*ACTIVITY*:
Filter the data for "Google" and copy matching lines.
● ● ● ●
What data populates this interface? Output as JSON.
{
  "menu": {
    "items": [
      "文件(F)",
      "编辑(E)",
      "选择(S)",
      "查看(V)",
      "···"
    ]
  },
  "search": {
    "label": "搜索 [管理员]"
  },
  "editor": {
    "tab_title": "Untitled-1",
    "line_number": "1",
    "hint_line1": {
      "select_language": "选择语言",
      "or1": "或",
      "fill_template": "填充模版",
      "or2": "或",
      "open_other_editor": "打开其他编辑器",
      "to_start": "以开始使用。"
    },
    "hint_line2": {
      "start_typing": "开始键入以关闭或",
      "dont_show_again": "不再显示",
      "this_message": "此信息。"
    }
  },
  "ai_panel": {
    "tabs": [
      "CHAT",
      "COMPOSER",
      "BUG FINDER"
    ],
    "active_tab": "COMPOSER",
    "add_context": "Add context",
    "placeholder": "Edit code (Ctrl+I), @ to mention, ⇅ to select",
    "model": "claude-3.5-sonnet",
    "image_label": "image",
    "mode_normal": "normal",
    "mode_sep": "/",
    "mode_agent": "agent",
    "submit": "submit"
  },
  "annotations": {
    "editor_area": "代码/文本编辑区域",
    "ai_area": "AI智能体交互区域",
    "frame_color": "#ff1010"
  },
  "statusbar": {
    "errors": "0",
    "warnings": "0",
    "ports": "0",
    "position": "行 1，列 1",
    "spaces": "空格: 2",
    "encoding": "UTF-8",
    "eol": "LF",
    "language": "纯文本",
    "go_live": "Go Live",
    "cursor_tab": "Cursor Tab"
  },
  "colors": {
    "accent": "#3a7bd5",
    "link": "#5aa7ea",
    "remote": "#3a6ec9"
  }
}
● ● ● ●
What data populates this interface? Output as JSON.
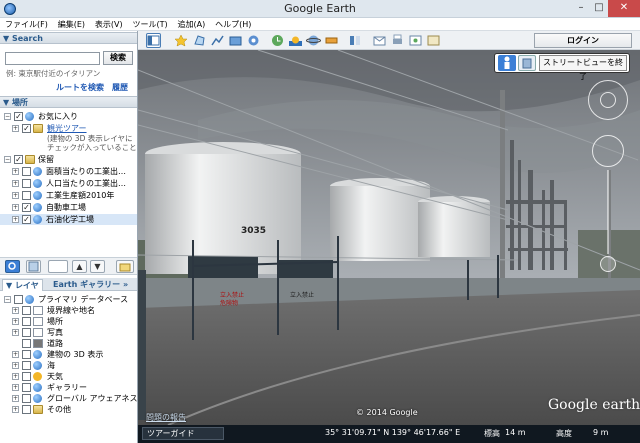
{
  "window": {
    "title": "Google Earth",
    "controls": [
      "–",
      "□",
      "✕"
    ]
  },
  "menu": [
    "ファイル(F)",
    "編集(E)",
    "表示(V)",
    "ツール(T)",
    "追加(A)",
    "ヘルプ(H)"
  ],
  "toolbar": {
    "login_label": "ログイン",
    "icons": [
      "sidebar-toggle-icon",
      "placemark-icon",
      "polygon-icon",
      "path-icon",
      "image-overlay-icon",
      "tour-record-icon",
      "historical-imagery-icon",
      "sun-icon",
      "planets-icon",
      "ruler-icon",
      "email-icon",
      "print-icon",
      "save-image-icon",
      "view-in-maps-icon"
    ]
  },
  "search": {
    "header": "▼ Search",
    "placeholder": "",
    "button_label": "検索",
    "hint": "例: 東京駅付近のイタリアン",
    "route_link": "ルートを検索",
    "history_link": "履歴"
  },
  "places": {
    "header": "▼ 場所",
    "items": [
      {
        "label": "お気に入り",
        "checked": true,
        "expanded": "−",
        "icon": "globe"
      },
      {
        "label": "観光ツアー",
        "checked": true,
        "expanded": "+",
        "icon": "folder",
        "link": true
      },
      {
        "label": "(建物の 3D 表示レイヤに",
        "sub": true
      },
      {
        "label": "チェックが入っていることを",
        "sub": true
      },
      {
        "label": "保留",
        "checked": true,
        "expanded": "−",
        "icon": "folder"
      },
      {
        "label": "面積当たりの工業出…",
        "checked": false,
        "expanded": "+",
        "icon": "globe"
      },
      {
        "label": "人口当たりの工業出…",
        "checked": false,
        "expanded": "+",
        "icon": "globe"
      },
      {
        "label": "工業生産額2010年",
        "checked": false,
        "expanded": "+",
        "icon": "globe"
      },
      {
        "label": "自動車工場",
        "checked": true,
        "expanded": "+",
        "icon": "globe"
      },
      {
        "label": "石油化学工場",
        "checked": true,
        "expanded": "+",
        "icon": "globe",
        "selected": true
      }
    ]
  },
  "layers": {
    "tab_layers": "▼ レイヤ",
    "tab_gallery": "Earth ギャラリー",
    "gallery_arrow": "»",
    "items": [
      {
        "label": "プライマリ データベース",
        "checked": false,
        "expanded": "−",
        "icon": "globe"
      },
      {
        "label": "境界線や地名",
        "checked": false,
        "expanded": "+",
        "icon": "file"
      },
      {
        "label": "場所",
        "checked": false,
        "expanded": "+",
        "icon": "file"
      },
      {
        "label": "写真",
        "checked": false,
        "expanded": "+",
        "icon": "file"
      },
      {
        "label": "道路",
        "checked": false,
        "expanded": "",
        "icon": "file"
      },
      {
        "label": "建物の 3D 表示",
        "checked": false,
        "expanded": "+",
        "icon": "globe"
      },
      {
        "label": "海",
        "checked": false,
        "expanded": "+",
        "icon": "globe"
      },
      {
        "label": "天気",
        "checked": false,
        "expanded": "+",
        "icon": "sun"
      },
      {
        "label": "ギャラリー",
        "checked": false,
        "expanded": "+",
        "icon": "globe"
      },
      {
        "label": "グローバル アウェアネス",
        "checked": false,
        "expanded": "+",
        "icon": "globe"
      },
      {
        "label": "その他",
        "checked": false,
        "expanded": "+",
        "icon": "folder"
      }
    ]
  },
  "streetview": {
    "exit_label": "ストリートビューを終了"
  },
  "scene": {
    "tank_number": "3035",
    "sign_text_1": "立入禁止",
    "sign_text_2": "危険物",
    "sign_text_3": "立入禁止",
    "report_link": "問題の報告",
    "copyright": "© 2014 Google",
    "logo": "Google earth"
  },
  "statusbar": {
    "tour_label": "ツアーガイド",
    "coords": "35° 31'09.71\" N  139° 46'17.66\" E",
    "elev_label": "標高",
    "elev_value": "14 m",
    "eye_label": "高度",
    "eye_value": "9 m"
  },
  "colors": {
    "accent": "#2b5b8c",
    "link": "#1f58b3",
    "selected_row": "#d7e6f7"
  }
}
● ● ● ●
*ANSWER SECTION*:
    "title": "Google Earth",
    "copyright": "© 2014 Google",
    "logo": "Google earth"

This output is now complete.